9 When they had crossed, Elijah said to Elisha, “Tell me, what can I do for you before I am taken from you?”
“Let me inherit a double portion of your spirit,” Elisha replied.
10 “You have asked a difficult thing,” Elijah said, “yet if you see me when I am taken from you, it will be yours—otherwise, it will not.”
11 As they were walking along and talking together, suddenly a chariot of fire and horses of fire appeared and separated the two of them, and Elijah went up to heaven in a whirlwind. 12 Elisha saw this and cried out, “My father! My father! The chariots and horsemen of Israel!” And Elisha saw him no more. Then he took hold of his garment and tore it in two.
Very few people in the Bible did not see death – Elijah and Enoch are the only two. Enoch walked with God, as is written in Genesis chapter 5. This means Enoch was very close with God; he led a life that was pleasing to God. It states that, “Then he was not, for God took him away.”
Elijah also did not see death, for God took him away. Elijah knew God was taking him, as did the prophets Elijah worked with. Elisha also knew, so he declared several times that he would not leave Elijah. Perhaps Elijah was touched by his companion’s devotion, since he asked, “What can I do for you before I am taken from you?” Elisha asked for a big gift, but truly, it was a gift only God could give, in receiving the Holy Spirit.
Remember the old song, “Swing low, sweet chariot, coming for to carry me home”? I wonder if that song refers to this scriptural passage.

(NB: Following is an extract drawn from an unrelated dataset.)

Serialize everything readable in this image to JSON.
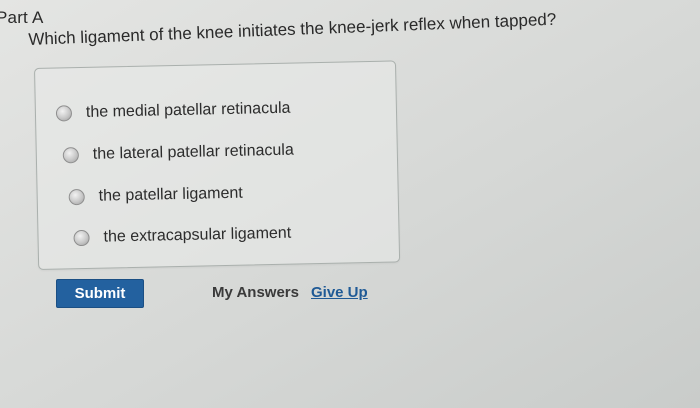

We will probably not bypass death as they did, but it will be a wondrous day when we get to meet God face to face, when we will be home with God forever.
Gracious God, I pray for all those who mourn, who have lost loved ones in death. Maybe it’s a close friend, like Elijah and Elisha. Elisha tore his robe as a sign of his mourning, even though he saw Elijah being taken up to heaven. Hold safe all those who are gone from our sight, until we meet again. In Christ’s grace, Amen.